## [Work task]
Output an exact reproduction of the data.

Dataset rows for apps and sites:

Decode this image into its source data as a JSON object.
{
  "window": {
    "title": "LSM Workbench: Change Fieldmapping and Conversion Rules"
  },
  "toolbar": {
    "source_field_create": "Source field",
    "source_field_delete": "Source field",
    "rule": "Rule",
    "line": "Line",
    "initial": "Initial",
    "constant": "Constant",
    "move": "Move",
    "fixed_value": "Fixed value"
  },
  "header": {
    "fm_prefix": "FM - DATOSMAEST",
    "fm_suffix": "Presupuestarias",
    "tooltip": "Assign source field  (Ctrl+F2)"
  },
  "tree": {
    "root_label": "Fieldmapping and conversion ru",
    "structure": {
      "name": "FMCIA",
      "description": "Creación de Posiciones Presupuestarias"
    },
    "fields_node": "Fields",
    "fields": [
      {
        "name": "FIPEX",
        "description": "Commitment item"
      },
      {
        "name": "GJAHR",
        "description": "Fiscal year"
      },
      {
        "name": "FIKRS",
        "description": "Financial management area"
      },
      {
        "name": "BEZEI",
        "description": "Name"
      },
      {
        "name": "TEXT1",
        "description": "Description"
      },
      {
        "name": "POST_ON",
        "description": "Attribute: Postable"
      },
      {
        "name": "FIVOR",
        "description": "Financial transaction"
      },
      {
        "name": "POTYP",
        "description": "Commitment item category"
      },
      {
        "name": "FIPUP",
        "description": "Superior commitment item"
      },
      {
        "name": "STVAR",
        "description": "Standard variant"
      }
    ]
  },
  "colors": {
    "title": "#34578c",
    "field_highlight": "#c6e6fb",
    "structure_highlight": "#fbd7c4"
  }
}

## [Reply to the exercise]
Decode this image into its source data as a JSON object.
{
  "window": {
    "title": "LSM Workbench: Change Fieldmapping and Conversion Rules"
  },
  "toolbar": {
    "source_field_create": "Source field",
    "source_field_delete": "Source field",
    "rule": "Rule",
    "line": "Line",
    "initial": "Initial",
    "constant": "Constant",
    "move": "Move",
    "fixed_value": "Fixed value"
  },
  "header": {
    "fm_prefix": "FM - DATOSMAEST",
    "fm_suffix": "Presupuestarias",
    "tooltip": "Assign source field  (Ctrl+F2)"
  },
  "tree": {
    "root_label": "Fieldmapping and conversion ru",
    "structure": {
      "name": "FMCIA",
      "description": "Creación de Posiciones Presupuestarias"
    },
    "fields_node": "Fields",
    "fields": [
      {
        "name": "FIPEX",
        "description": "Commitment item"
      },
      {
        "name": "GJAHR",
        "description": "Fiscal year"
      },
      {
        "name": "FIKRS",
        "description": "Financial management area"
      },
      {
        "name": "BEZEI",
        "description": "Name"
      },
      {
        "name": "TEXT1",
        "description": "Description"
      },
      {
        "name": "POST_ON",
        "description": "Attribute: Postable"
      },
      {
        "name": "FIVOR",
        "description": "Financial transaction"
      },
      {
        "name": "POTYP",
        "description": "Commitment item category"
      },
      {
        "name": "FIPUP",
        "description": "Superior commitment item"
      },
      {
        "name": "STVAR",
        "description": "Standard variant"
      }
    ]
  },
  "colors": {
    "title": "#34578c",
    "field_highlight": "#c6e6fb",
    "structure_highlight": "#fbd7c4"
  }
}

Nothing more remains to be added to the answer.